Hazardous materials, often referred to as hazmat materials, are substances or items with inherent properties that pose a risk to human health, safety, and the environment. These properties can encompass various aspects, including flammability, corrosiveness, toxicity, and reactivity. Hazardous materials are prevalent across diverse industries, from manufacturing to transportation and even commonplace household items.
The Regulatory Framework for Hazardous Material Transportation
To ensure the safe transport of hazardous materials, rigorous regulations and classifications have been established. These regulations aim to minimize risks and safeguard people and the environment. The United Nations plays a pivotal role in standardizing the classification and transportation of hazardous materials worldwide through the United Nations Recommendations on the Transport of Dangerous Goods, often referred to as the “Orange Book.”
Class 8 – Corrosive Substances
Class 8 pertains specifically to corrosive substances, which have the potential to inflict severe damage when they come into contact with living tissue, other materials, or equipment. Corrosive substances can manifest in various states, such as liquids, solids, or gases. They are further subdivided into three primary packing groups, depending on the level of danger they pose.

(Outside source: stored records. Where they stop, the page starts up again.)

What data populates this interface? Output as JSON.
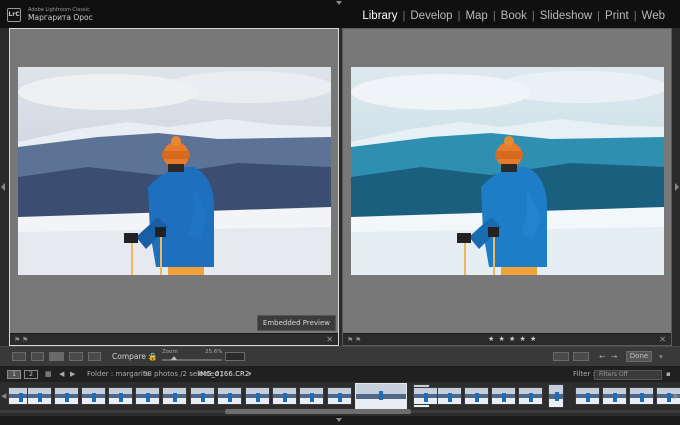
{
  "app": {
    "logo": "LrC",
    "product": "Adobe Lightroom Classic",
    "user": "Маргарита Орос"
  },
  "modules": [
    "Library",
    "Develop",
    "Map",
    "Book",
    "Slideshow",
    "Print",
    "Web"
  ],
  "active_module": "Library",
  "compare": {
    "left_strip_label": "",
    "right_rating": "★ ★ ★ ★ ★",
    "embedded_preview": "Embedded Preview"
  },
  "toolbar": {
    "compare_label": "Compare :",
    "zoom_label": "Zoom",
    "zoom_value": "25.6%",
    "zoom_fraction": 0.2,
    "done_label": "Done"
  },
  "filmstrip_header": {
    "screen1": "1",
    "screen2": "2",
    "folder_prefix": "Folder : margarita",
    "count": "98 photos /2 selected /",
    "filename": "IMG_0166.CR2",
    "filter_label": "Filter :",
    "filter_value": "Filters Off"
  },
  "colors": {
    "accent_active": "#ffffff",
    "panel_bg": "#787878",
    "header_bg": "#101010"
  },
  "icons": [
    "chevron-down-icon",
    "flag-icon",
    "close-icon",
    "grid-view-icon",
    "loupe-view-icon",
    "compare-view-icon",
    "survey-view-icon",
    "people-view-icon",
    "lock-icon",
    "prev-icon",
    "next-icon"
  ]
}
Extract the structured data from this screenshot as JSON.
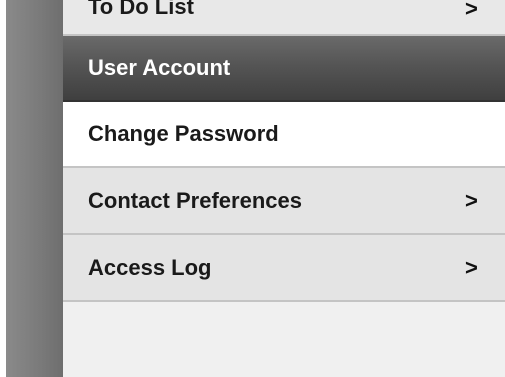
{
  "menu": {
    "todo": {
      "label": "To Do List",
      "chevron": ">"
    },
    "header": {
      "label": "User Account"
    },
    "change_password": {
      "label": "Change Password"
    },
    "contact_preferences": {
      "label": "Contact Preferences",
      "chevron": ">"
    },
    "access_log": {
      "label": "Access Log",
      "chevron": ">"
    }
  },
  "colors": {
    "rail": "#7a7a7a",
    "header_bg": "#4a4a4a",
    "item_bg": "#e4e4e4",
    "selected_bg": "#ffffff",
    "divider": "#c4c4c4"
  },
  "icons": {
    "submenu": "chevron-right-icon"
  }
}
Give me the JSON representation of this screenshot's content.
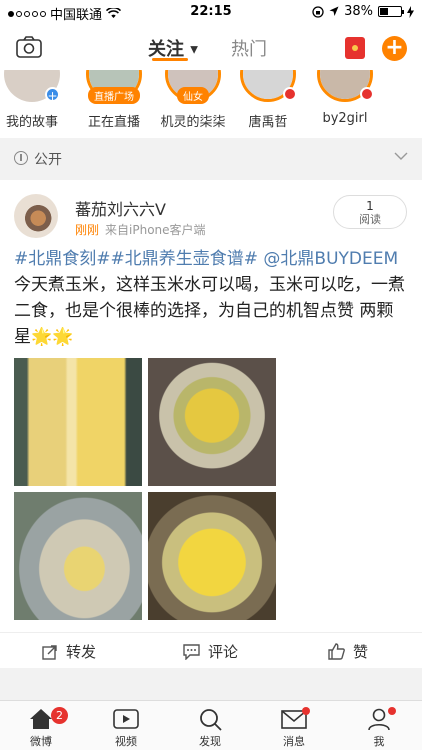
{
  "status_bar": {
    "carrier": "中国联通",
    "time": "22:15",
    "battery": "38%"
  },
  "top_nav": {
    "tab_follow": "关注",
    "tab_hot": "热门"
  },
  "stories": [
    {
      "name": "我的故事",
      "badge": ""
    },
    {
      "name": "正在直播",
      "badge": "直播广场"
    },
    {
      "name": "机灵的柒柒",
      "badge": "仙女"
    },
    {
      "name": "唐禹哲",
      "badge": ""
    },
    {
      "name": "by2girl",
      "badge": ""
    }
  ],
  "visibility": {
    "label": "公开"
  },
  "post": {
    "username": "蕃茄刘六六",
    "verified": "V",
    "time": "刚刚",
    "source": "来自iPhone客户端",
    "read_count": "1",
    "read_label": "阅读",
    "topic1": "#北鼎食刻#",
    "topic2": "#北鼎养生壶食谱#",
    "mention": "@北鼎BUYDEEM",
    "text": " 今天煮玉米，这样玉米水可以喝，玉米可以吃，一煮二食，也是个很棒的选择，为自己的机智点赞 两颗星",
    "stars": "🌟🌟"
  },
  "actions": {
    "repost": "转发",
    "comment": "评论",
    "like": "赞"
  },
  "tab_bar": {
    "weibo": "微博",
    "weibo_badge": "2",
    "video": "视频",
    "discover": "发现",
    "messages": "消息",
    "me": "我"
  }
}
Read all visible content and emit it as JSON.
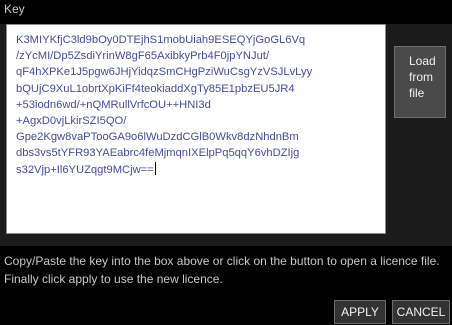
{
  "dialog": {
    "title": "Key",
    "key_lines": [
      "K3MIYKfjC3ld9bOy0DTEjhS1mobUiah9ESEQYjGoGL6Vq",
      "/zYcMI/Dp5ZsdiYrinW8gF65AxibkyPrb4F0jpYNJut/",
      "qF4hXPKe1J5pgw6JHjYidqzSmCHgPziWuCsgYzVSJLvLyy",
      "bQUjC9XuL1obrtXpKiFf4teokiaddXgTy85E1pbzEU5JR4",
      "+53iodn6wd/+nQMRullVrfcOU++HNI3d",
      "+AgxD0vjLkirSZI5QO/",
      "Gpe2Kgw8vaPTooGA9o6lWuDzdCGlB0Wkv8dzNhdnBm",
      "dbs3vs5tYFR93YAEabrc4feMjmqnIXElpPq5qqY6vhDZIjg",
      "s32Vjp+Il6YUZqgt9MCjw=="
    ],
    "load_button": {
      "lines": [
        "Load",
        "from",
        "file"
      ]
    },
    "instructions": "Copy/Paste the key into the box above or click on the button to open a licence file. Finally click apply to use the new licence.",
    "apply_label": "APPLY",
    "cancel_label": "CANCEL"
  },
  "colors": {
    "background": "#000000",
    "panel": "#1c1c1c",
    "key_text": "#4a4a9a",
    "button_bg": "#4a4a4a"
  }
}
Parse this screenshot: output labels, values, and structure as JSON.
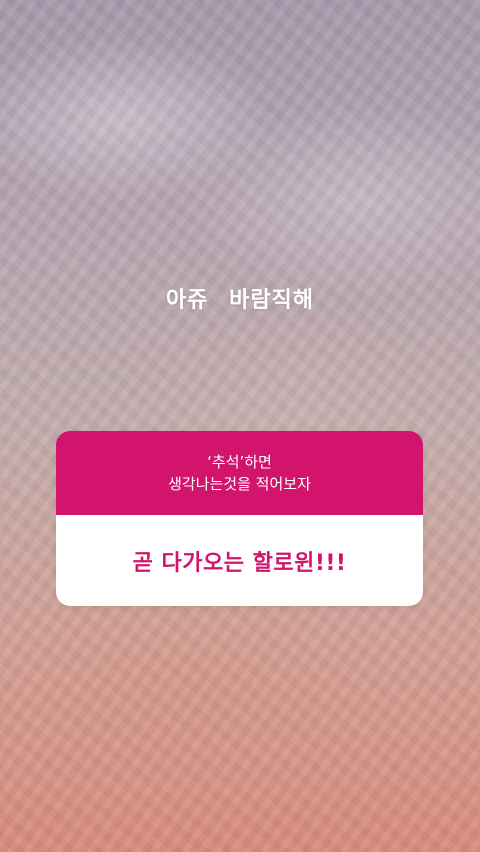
{
  "story": {
    "caption": "아쥬  바람직해",
    "question_box": {
      "question_line1": "‘추석’하면",
      "question_line2": "생각나는것을 적어보자",
      "answer": "곧 다가오는 할로윈!!!",
      "accent_color": "#d3146c"
    }
  }
}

The Subclassifications of Class 8
- Class 8, Packing Group I: This category comprises highly corrosive substances that present the highest level of risk. Examples of materials within this group include hydrochloric acid and sulfuric acid.
- Class 8, Packing Group II: Moderately corrosive substances fall into this group. Examples include sodium hydroxide and potassium hydroxide.
- Class 8, Packing Group III: The mildest corrosive substances, such as some cleaning agents, are categorized in this group.
The Nature of Automotive Batteries
Now, let’s shift our focus to automotive batteries. These batteries, commonly known as car batteries, serve as critical components in vehicles. They store electrical energy, which is vital for initiating the engine and powering various electrical systems in a vehicle.
Is a Car Battery Considered a Hazardous Material?
Indeed, car batteries fall under the classification of hazardous materials, specifically Class 8, due to their corrosive nature. The electrolyte solution contained within a car battery contains sulfuric acid, which is highly corrosive and capable of causing significant harm if not handled properly.
Handling car batteries demands caution to prevent spills or leaks of the corrosive electrolyte solution. Furthermore, the proper recycling of used or discarded car batteries is imperative to prevent environmental contamination and comply with hazardous waste disposal regulations.
The Classification of Lithium Batteries
Lithium batteries, widely used in electronic devices and electric vehicles, belong to a different hazard class—Class 9, which is designated as “Miscellaneous Dangerous Goods.” Although they aren’t categorized under Class 8 like corrosive substances, lithium batteries carry their own set of regulations and guidelines for safe transportation.
Lithium batteries are considered hazardous because of their potential to overheat, ignite, or explode when subjected to damage or adverse conditions. To mitigate these risks, they are subject to specific packaging, labeling, and transportation requirements.
Understanding the classification system of hazardous materials, especially Class 8, is crucial for the safe handling and transportation of substances like automotive batteries. Car batteries, containing corrosive electrolyte solutions, fall under this category, underscoring the importance of proper handling and disposal. Additionally, while lithium batteries don’t belong to Class 8, they have their own stringent regulations to ensure secure transportation.